**Instructions to follow**.
Among the lines below, copy each one in which "initials" appears.

**Task data**.
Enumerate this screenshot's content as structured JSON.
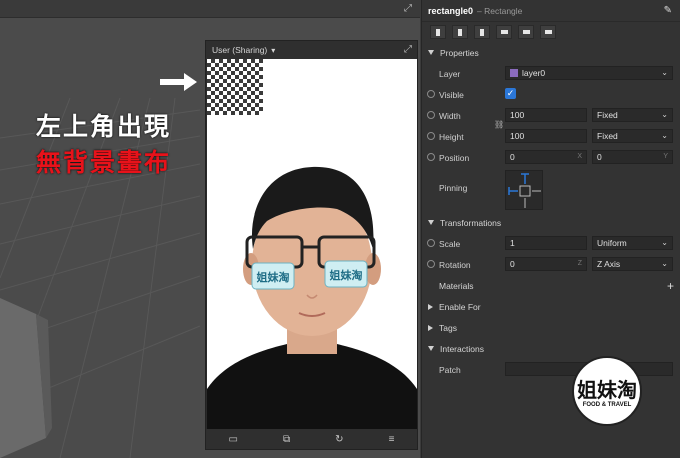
{
  "viewport": {
    "simulator_label": "User (Sharing)"
  },
  "caption": {
    "line1": "左上角出現",
    "line2": "無背景畫布"
  },
  "inspector": {
    "object_name": "rectangle0",
    "object_type": "– Rectangle",
    "properties_label": "Properties",
    "layer_label": "Layer",
    "layer_value": "layer0",
    "visible_label": "Visible",
    "width_label": "Width",
    "width_value": "100",
    "width_mode": "Fixed",
    "height_label": "Height",
    "height_value": "100",
    "height_mode": "Fixed",
    "position_label": "Position",
    "position_x": "0",
    "position_y": "0",
    "position_x_unit": "X",
    "position_y_unit": "Y",
    "pinning_label": "Pinning",
    "transformations_label": "Transformations",
    "scale_label": "Scale",
    "scale_value": "1",
    "scale_mode": "Uniform",
    "rotation_label": "Rotation",
    "rotation_value": "0",
    "rotation_unit": "Z",
    "rotation_axis": "Z Axis",
    "materials_label": "Materials",
    "enable_for_label": "Enable For",
    "tags_label": "Tags",
    "interactions_label": "Interactions",
    "patch_label": "Patch"
  },
  "watermark": {
    "main": "姐妹淘",
    "sub": "FOOD & TRAVEL"
  },
  "colors": {
    "accent_blue": "#2b77d8",
    "caption_red": "#e8121a",
    "layer_purple": "#8a6bbd"
  }
}
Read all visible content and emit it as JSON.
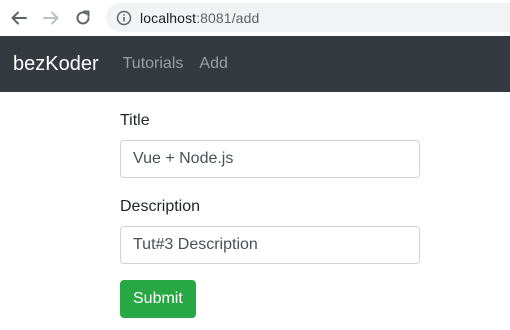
{
  "browser": {
    "icons": {
      "back": "back-arrow-icon",
      "forward": "forward-arrow-icon",
      "reload": "reload-icon",
      "info": "info-icon"
    },
    "url_host": "localhost",
    "url_rest": ":8081/add"
  },
  "navbar": {
    "brand": "bezKoder",
    "links": [
      "Tutorials",
      "Add"
    ]
  },
  "form": {
    "title_label": "Title",
    "title_value": "Vue + Node.js",
    "description_label": "Description",
    "description_value": "Tut#3 Description",
    "submit_label": "Submit"
  },
  "colors": {
    "navbar_bg": "#343a40",
    "submit_bg": "#28a745"
  }
}
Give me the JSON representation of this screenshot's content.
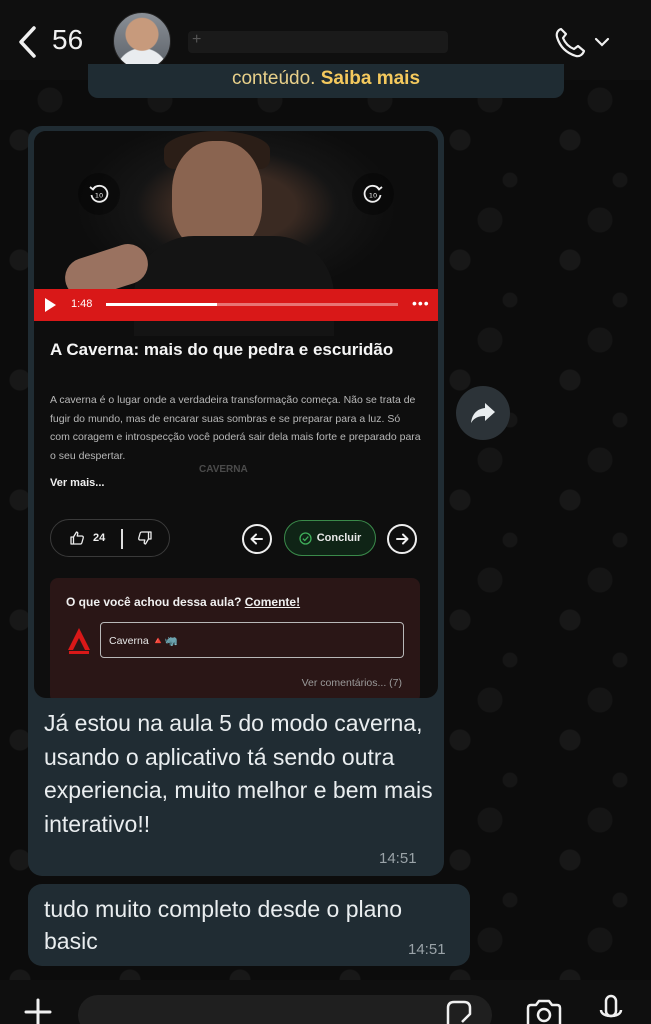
{
  "header": {
    "unread_count": "56",
    "contact_name": "+"
  },
  "previous_message": {
    "text": "conteúdo. ",
    "link": "Saiba mais"
  },
  "lesson_screenshot": {
    "video": {
      "current_time": "1:48",
      "progress": 0.38,
      "watermark": "CAVERNA",
      "skip_label": "10"
    },
    "title": "A Caverna: mais do que pedra e escuridão",
    "description": "A caverna é o lugar onde a verdadeira transformação começa. Não se trata de fugir do mundo, mas de encarar suas sombras e se preparar para a luz. Só com coragem e introspecção você poderá sair dela mais forte e preparado para o seu despertar.",
    "see_more": "Ver mais...",
    "likes": "24",
    "conclude_label": "Concluir",
    "feedback": {
      "question": "O que você achou dessa aula? ",
      "comment_link": "Comente!",
      "input_value": "Caverna 🔺🦏",
      "view_comments": "Ver comentários... (7)"
    }
  },
  "messages": [
    {
      "text": "Já estou na aula 5 do modo caverna, usando o aplicativo tá sendo outra experiencia, muito melhor e bem mais interativo!!",
      "time": "14:51"
    },
    {
      "text": "tudo muito completo desde o plano basic",
      "time": "14:51"
    }
  ],
  "colors": {
    "accent_red": "#d91818",
    "bubble": "#202c33",
    "conclude_green": "#3a8a4a"
  }
}
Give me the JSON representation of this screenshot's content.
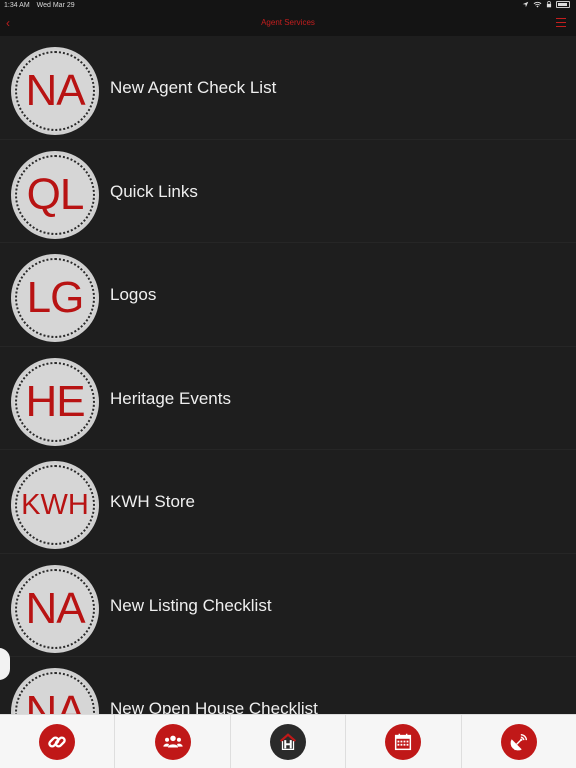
{
  "status_bar": {
    "time": "1:34 AM",
    "date": "Wed Mar 29"
  },
  "nav": {
    "title": "Agent Services",
    "back_glyph": "‹"
  },
  "items": [
    {
      "initials": "NA",
      "label": "New Agent Check List"
    },
    {
      "initials": "QL",
      "label": "Quick Links"
    },
    {
      "initials": "LG",
      "label": "Logos"
    },
    {
      "initials": "HE",
      "label": "Heritage Events"
    },
    {
      "initials": "KWH",
      "label": "KWH Store"
    },
    {
      "initials": "NA",
      "label": "New Listing Checklist"
    },
    {
      "initials": "NA",
      "label": "New Open House Checklist"
    }
  ],
  "tabs": [
    {
      "icon": "link-icon"
    },
    {
      "icon": "people-icon"
    },
    {
      "icon": "home-h-icon"
    },
    {
      "icon": "calendar-icon"
    },
    {
      "icon": "satellite-dish-icon"
    }
  ],
  "colors": {
    "accent": "#c01818",
    "background": "#1e1e1e",
    "tabbar": "#f6f6f6"
  }
}
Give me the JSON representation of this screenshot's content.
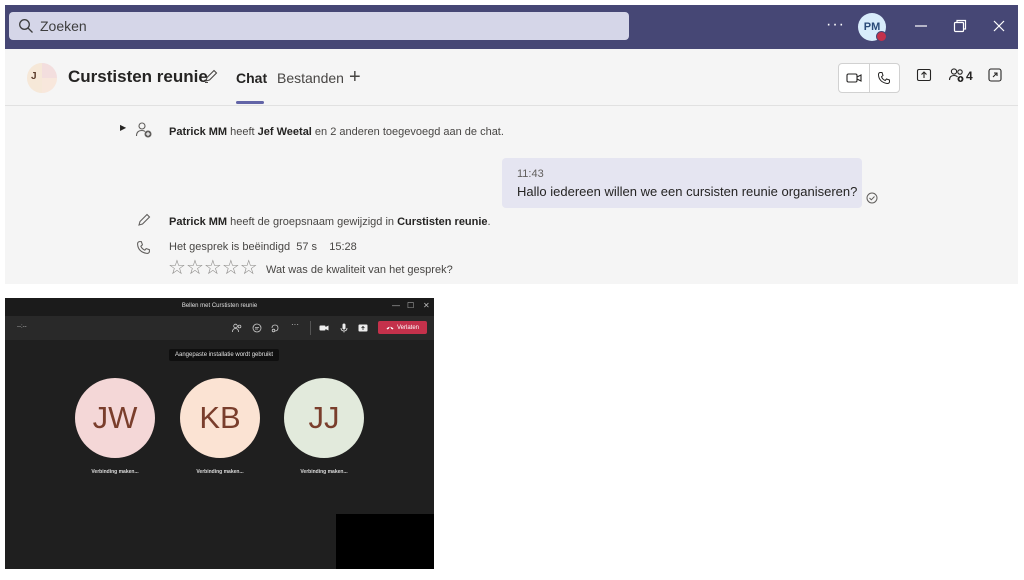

**Solution to this problem**.
      "initials": "NA",
      "initials": "QL",
      "initials": "LG",
      "initials": "HE",
      "initials": "KWH",
      "initials": "NA",
      "initials": "NA",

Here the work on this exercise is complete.